## DATA TO USE
● ● ● ● ●

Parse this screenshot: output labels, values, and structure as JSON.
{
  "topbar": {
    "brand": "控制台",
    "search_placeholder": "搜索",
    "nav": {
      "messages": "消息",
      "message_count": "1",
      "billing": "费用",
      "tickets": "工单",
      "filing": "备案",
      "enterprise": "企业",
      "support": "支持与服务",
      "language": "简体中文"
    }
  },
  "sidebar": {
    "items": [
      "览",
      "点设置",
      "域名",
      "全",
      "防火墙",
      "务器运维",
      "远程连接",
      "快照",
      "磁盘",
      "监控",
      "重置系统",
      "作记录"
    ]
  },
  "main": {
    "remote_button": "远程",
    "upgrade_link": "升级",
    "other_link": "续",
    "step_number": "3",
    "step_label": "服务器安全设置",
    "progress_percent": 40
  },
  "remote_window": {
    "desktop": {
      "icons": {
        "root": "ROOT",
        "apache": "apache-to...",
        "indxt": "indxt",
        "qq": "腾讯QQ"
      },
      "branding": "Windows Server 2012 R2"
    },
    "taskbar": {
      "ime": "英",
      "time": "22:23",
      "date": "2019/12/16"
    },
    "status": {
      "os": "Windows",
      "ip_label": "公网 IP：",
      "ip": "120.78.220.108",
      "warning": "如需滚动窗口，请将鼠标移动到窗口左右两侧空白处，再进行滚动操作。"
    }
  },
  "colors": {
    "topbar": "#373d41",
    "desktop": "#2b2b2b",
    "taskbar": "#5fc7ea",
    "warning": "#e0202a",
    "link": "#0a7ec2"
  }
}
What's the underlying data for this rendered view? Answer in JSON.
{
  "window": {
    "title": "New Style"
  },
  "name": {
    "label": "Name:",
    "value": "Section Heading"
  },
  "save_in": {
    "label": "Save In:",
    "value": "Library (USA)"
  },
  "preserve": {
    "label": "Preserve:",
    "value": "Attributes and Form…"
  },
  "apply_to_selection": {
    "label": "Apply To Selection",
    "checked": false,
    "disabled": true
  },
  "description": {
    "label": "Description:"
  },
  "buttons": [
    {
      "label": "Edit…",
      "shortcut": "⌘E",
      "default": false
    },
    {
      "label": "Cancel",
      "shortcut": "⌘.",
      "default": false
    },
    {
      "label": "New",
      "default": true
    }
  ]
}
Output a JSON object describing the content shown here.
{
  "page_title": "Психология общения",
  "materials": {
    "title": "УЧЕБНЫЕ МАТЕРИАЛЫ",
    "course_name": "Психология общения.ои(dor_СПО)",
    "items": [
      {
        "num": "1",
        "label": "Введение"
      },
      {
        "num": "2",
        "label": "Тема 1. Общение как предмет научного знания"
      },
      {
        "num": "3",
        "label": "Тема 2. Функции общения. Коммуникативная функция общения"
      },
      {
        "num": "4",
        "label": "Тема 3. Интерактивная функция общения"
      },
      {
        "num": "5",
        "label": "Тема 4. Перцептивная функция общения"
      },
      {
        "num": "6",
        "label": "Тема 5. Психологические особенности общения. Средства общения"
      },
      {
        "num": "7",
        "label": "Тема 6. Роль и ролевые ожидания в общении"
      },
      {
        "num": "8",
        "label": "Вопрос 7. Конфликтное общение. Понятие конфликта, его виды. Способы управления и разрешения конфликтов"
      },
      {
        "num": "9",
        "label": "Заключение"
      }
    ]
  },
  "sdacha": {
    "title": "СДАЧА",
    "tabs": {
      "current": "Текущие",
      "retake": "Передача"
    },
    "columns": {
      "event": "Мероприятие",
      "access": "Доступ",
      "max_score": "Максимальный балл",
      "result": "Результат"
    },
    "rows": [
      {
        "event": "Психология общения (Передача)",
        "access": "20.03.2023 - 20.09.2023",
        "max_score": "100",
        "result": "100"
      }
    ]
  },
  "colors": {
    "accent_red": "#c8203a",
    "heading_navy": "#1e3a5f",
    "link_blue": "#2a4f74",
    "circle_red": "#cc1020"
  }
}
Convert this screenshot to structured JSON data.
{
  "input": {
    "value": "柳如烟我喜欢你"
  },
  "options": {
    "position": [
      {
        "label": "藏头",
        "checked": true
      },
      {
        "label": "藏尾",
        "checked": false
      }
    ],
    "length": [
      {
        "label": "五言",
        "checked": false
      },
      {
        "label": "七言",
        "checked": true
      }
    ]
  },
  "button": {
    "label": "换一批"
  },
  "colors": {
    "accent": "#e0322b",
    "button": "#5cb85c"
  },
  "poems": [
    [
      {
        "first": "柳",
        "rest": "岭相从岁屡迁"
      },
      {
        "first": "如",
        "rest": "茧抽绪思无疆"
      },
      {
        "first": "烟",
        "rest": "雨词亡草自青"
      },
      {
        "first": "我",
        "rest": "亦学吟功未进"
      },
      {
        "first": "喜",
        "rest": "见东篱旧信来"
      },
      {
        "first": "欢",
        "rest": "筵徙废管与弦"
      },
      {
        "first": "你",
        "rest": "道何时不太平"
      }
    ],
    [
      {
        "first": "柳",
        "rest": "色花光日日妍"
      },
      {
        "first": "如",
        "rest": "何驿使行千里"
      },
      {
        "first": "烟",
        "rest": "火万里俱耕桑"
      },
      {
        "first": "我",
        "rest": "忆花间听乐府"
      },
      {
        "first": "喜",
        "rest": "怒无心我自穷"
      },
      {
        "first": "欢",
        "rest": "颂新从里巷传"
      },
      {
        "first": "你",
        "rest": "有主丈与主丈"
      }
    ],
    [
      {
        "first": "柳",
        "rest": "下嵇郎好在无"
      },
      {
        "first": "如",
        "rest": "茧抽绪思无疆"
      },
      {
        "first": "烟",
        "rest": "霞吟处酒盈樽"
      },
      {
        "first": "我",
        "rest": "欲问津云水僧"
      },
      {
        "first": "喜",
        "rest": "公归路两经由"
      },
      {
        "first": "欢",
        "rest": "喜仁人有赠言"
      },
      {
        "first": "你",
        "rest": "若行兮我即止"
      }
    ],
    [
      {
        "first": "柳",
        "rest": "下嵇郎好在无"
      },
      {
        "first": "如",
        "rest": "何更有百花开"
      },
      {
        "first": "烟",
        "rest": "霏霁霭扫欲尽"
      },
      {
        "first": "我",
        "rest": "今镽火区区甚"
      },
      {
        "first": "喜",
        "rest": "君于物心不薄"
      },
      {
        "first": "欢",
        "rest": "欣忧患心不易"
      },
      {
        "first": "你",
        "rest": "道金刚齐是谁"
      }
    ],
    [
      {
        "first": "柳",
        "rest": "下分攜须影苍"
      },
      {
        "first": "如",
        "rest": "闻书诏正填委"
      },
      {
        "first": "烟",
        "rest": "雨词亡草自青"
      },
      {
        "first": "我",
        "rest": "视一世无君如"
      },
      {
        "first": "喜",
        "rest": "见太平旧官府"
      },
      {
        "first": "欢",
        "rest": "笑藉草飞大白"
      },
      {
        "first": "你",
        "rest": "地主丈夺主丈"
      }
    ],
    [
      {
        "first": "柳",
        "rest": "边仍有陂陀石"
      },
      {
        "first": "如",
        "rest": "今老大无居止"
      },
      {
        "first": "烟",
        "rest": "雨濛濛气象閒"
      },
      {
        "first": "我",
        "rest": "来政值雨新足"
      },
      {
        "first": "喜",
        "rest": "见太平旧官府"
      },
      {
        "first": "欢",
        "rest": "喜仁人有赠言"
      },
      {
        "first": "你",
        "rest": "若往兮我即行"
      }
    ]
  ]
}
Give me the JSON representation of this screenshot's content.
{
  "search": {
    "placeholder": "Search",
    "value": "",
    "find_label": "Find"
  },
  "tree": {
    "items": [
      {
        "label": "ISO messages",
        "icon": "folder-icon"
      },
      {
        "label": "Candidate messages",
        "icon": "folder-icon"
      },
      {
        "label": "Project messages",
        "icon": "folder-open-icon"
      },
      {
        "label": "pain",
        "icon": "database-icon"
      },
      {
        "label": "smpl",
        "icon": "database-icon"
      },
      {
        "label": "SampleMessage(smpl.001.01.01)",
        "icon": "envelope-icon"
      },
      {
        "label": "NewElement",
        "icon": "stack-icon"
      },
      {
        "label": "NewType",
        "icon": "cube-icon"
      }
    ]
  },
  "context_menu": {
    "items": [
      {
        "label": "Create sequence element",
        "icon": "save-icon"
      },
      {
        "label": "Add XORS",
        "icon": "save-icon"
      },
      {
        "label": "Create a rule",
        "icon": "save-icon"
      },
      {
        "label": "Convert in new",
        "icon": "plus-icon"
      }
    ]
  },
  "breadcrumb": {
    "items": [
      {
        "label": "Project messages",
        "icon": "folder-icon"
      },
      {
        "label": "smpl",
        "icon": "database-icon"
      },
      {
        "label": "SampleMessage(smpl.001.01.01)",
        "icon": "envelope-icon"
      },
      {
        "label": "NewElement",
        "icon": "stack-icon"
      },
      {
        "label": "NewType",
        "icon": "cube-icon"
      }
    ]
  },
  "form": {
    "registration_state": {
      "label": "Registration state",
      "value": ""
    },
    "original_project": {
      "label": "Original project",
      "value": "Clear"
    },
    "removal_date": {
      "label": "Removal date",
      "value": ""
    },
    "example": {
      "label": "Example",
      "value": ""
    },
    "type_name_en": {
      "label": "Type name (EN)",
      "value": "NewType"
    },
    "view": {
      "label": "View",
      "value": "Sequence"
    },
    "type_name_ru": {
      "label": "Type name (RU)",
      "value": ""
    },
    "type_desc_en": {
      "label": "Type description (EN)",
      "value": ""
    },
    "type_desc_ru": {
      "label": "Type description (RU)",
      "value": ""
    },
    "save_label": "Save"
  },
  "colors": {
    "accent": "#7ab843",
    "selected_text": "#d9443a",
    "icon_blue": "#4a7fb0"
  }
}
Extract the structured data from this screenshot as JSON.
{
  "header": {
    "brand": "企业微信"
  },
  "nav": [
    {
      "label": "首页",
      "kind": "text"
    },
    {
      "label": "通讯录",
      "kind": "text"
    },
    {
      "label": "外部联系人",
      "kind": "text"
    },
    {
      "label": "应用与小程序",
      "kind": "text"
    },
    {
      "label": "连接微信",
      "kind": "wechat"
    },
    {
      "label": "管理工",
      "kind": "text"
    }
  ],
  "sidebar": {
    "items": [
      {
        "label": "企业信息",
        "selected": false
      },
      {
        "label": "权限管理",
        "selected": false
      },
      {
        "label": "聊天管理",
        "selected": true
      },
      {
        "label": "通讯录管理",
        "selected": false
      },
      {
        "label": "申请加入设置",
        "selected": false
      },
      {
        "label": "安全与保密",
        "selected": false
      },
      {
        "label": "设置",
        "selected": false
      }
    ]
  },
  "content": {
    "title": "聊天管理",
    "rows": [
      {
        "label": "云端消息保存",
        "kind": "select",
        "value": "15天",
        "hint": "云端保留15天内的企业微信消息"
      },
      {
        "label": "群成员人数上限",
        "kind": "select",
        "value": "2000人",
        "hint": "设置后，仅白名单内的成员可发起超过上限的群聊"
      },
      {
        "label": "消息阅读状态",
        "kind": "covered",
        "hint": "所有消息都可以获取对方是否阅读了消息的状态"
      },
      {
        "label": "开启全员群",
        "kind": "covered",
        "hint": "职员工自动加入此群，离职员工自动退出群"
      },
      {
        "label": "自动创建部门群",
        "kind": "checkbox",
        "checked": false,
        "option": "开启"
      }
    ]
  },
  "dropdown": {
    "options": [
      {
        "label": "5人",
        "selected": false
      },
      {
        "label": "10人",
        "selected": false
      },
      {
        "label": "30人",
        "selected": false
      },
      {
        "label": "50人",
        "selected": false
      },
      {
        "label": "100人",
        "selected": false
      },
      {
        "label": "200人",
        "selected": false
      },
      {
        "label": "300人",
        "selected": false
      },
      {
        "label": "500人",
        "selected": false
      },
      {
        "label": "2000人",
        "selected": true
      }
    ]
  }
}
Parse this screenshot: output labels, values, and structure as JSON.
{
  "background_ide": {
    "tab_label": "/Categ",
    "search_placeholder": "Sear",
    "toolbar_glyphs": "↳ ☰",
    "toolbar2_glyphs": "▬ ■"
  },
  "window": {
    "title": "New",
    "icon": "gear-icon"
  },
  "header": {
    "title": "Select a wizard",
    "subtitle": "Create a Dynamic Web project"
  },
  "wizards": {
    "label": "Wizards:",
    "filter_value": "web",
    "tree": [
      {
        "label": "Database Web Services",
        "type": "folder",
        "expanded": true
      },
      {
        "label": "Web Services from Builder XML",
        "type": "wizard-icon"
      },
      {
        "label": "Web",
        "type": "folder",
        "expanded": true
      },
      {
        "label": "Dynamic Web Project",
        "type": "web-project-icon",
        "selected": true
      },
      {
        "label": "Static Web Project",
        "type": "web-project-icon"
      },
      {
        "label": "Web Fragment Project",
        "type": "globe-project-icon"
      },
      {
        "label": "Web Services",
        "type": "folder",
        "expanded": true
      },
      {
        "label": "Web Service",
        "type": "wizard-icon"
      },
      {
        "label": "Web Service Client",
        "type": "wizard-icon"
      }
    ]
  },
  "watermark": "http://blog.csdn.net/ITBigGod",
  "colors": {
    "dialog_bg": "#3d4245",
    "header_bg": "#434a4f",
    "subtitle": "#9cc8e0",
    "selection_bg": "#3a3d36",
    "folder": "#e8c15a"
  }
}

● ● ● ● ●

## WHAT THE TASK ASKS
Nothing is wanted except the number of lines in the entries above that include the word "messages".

## RESPONSE
5